Stored items
Content starts
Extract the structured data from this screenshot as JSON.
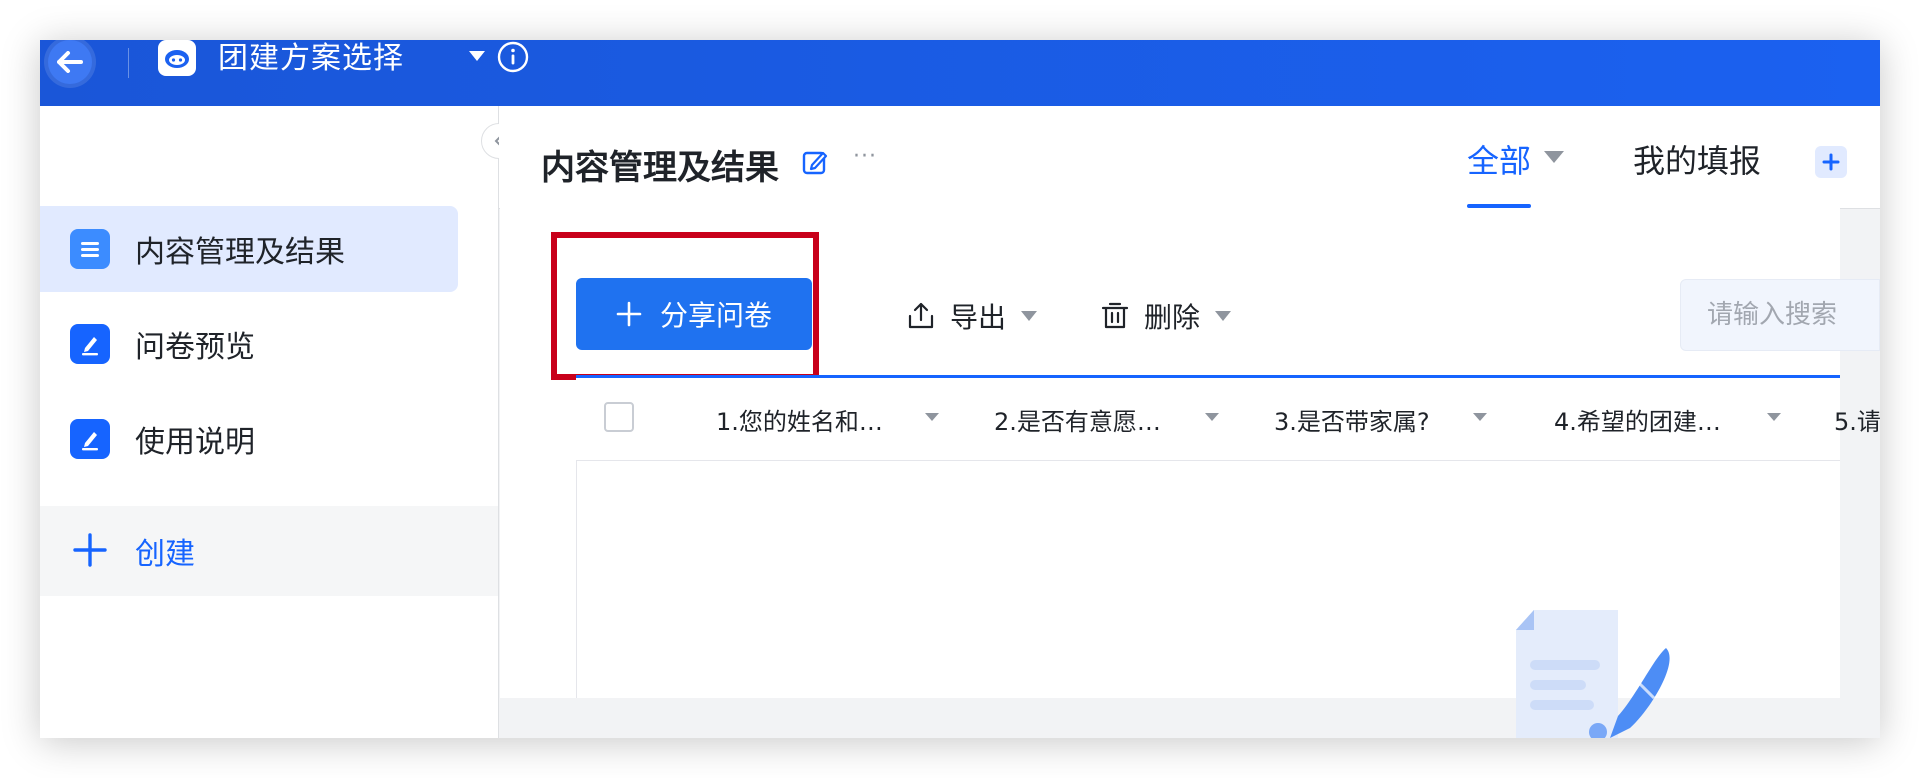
{
  "app": {
    "title": "团建方案选择"
  },
  "sidebar": {
    "items": [
      {
        "label": "内容管理及结果",
        "active": true,
        "icon": "list-doc-icon"
      },
      {
        "label": "问卷预览",
        "active": false,
        "icon": "pen-edit-icon"
      },
      {
        "label": "使用说明",
        "active": false,
        "icon": "pen-edit-icon"
      }
    ],
    "create_label": "创建"
  },
  "header": {
    "title": "内容管理及结果",
    "more": "···",
    "tabs": [
      {
        "label": "全部",
        "active": true
      },
      {
        "label": "我的填报",
        "active": false
      }
    ]
  },
  "toolbar": {
    "share_label": "分享问卷",
    "export_label": "导出",
    "delete_label": "删除",
    "search_placeholder": "请输入搜索"
  },
  "table": {
    "columns": [
      "1.您的姓名和…",
      "2.是否有意愿…",
      "3.是否带家属?",
      "4.希望的团建…",
      "5.请"
    ]
  },
  "colors": {
    "topbar": "#1b61f0",
    "primary": "#1664ff",
    "highlight": "#c8001a",
    "sidebar_active": "#e1eaff"
  }
}
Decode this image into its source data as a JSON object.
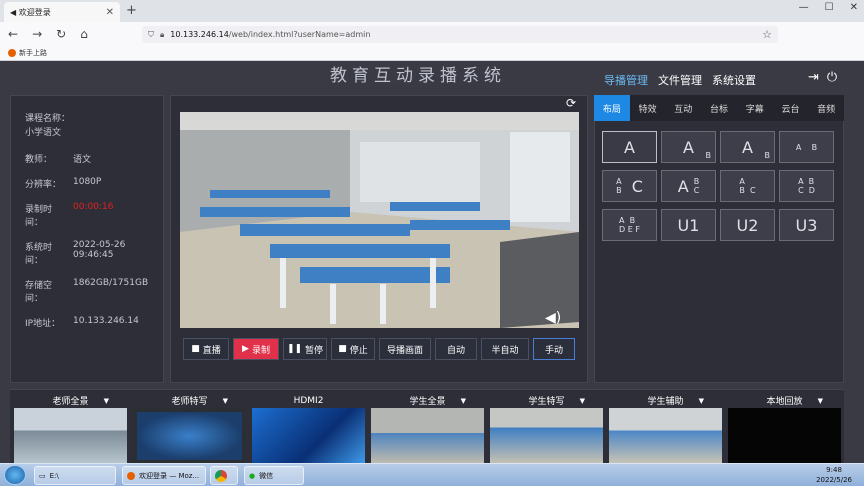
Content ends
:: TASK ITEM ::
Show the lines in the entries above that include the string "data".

:: EXERCISE RESULT ::
Extract the structured data from this screenshot as JSON.
Decode this image into its source data as a JSON object.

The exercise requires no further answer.